There are three main types of fibre that help us stay healthy in different ways and avoid problems, and we need plenty of all three.
Insoluble fibre is particularly good for our digestive systems. It is bulky and absorbs water so it fills us up for few kilojoules, keeps stools soft and bulky and our bowels regular. It also helps prevent some problems with our bowel like diverticular disease, haemorrhoids, constipation and bowel cancer.
Foods high in insoluble fibre are wholegrain breads and cereals, fruit and vegetables (especially the skins), and nuts and seeds. However, while vegetables and fruits are lower in kilojoules than many other foods, nuts and seeds are high and people aiming to lose weight still need to keep serve sizes small.

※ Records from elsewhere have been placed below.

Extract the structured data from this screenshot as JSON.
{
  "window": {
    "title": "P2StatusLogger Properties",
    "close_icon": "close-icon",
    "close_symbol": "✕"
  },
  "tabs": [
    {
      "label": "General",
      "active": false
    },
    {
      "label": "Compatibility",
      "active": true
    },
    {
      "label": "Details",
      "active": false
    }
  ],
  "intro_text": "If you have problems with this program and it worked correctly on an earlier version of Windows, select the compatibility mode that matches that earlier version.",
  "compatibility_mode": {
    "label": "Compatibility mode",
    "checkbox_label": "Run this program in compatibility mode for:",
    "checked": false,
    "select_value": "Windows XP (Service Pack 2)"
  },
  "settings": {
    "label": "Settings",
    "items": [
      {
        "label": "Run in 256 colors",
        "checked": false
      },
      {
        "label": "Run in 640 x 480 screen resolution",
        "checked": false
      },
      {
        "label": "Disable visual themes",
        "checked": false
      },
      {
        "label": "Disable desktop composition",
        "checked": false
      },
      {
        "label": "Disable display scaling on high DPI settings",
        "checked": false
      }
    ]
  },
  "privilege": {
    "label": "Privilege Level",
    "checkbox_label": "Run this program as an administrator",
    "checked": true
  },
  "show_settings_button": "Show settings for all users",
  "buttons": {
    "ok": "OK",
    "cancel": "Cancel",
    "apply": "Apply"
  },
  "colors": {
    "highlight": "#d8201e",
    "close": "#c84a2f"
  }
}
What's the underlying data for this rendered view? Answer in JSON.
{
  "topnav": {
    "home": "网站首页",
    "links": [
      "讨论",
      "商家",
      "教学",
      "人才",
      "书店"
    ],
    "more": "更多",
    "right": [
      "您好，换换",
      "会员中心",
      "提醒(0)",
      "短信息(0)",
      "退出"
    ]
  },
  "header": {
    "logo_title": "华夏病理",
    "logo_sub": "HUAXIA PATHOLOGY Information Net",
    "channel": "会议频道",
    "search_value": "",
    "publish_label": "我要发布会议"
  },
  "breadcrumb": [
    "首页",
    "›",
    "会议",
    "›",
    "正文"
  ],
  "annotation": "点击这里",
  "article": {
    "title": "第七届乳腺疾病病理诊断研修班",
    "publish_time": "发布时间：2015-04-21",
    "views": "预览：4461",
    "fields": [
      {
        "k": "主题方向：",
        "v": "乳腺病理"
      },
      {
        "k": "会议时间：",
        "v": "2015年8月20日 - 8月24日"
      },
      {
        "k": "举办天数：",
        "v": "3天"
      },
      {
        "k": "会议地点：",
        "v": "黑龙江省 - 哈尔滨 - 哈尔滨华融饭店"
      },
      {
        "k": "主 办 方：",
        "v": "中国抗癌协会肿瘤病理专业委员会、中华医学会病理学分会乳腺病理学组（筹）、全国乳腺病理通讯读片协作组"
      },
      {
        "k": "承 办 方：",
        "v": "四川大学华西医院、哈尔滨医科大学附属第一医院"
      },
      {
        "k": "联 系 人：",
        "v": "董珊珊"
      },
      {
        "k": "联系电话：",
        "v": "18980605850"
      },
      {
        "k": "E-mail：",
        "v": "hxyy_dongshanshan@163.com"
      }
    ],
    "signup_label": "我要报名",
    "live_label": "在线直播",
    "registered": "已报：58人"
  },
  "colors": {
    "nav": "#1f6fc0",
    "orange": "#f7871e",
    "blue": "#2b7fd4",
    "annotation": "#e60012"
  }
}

Soluble fibre works differently. It still makes us feel fuller but also helps people manage their blood cholesterol and blood glucose. High soluble fibre foods include fruits, vegetables, legumes, barley and oats.
When resistant starch travels undigested to the large intestine it is helpfully processed by ‘good’ bacteria and the byproducts help keep the bowel lining healthy. Foods rich in resistant starch include under ripe bananas, cooked potato that has been cooled and firm cooked pasta.
Source: Dietitians Association of Europe.